TRY IT: Find each line below containing the word "Display" and copy it.

(Excerpts from an interface dataset)
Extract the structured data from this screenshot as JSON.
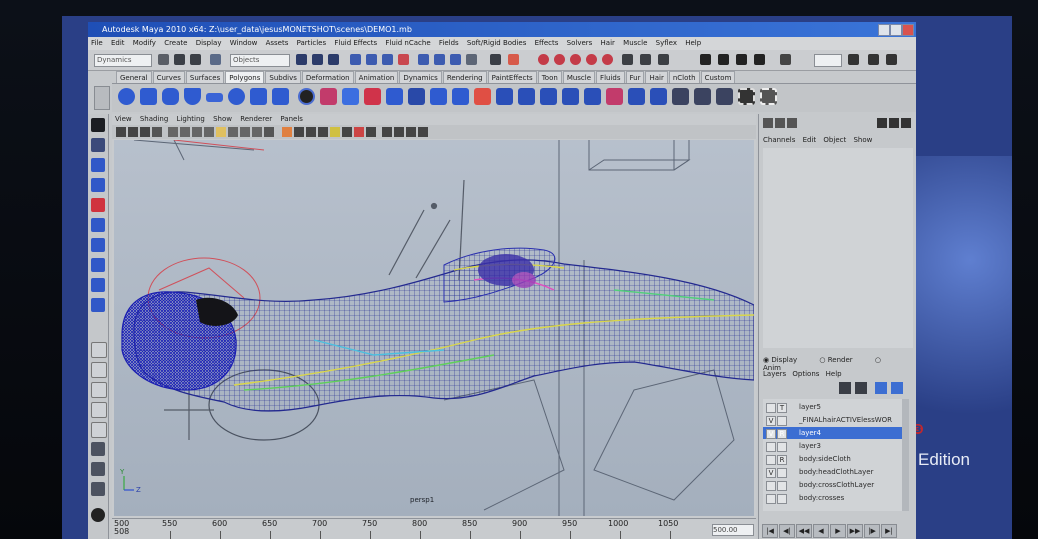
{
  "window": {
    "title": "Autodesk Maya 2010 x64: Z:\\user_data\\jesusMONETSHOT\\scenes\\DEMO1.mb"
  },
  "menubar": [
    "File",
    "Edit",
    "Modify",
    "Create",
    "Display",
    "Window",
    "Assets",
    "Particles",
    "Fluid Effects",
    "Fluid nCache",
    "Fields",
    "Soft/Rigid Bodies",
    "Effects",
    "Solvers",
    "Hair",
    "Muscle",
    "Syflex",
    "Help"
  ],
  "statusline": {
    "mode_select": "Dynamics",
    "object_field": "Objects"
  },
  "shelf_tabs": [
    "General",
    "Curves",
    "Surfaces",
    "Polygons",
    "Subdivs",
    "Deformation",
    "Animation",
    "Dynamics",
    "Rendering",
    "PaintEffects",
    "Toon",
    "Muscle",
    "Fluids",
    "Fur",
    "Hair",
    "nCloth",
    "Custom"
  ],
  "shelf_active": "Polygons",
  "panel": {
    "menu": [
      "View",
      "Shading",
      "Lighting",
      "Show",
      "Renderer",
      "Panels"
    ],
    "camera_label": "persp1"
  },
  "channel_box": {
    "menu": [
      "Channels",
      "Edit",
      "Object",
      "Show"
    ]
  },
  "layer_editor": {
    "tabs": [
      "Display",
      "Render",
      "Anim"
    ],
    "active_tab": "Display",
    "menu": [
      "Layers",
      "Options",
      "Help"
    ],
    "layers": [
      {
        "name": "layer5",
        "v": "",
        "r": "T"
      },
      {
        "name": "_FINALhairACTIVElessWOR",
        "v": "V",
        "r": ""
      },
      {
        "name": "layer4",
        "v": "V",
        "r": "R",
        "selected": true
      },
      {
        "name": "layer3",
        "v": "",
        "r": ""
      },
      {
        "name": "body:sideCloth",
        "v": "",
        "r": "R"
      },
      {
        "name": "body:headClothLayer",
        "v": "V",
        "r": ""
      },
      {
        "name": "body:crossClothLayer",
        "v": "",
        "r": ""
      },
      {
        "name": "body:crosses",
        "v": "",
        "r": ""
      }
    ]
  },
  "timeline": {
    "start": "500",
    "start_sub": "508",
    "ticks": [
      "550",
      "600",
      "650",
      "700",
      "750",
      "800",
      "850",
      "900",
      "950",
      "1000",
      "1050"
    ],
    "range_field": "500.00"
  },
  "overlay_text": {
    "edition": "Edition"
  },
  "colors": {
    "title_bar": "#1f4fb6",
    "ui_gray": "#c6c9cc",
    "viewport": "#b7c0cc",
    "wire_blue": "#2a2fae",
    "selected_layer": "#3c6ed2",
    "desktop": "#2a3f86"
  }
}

ANSWER SPACE:
    "Display",
      "Display",
    "active_tab": "Display",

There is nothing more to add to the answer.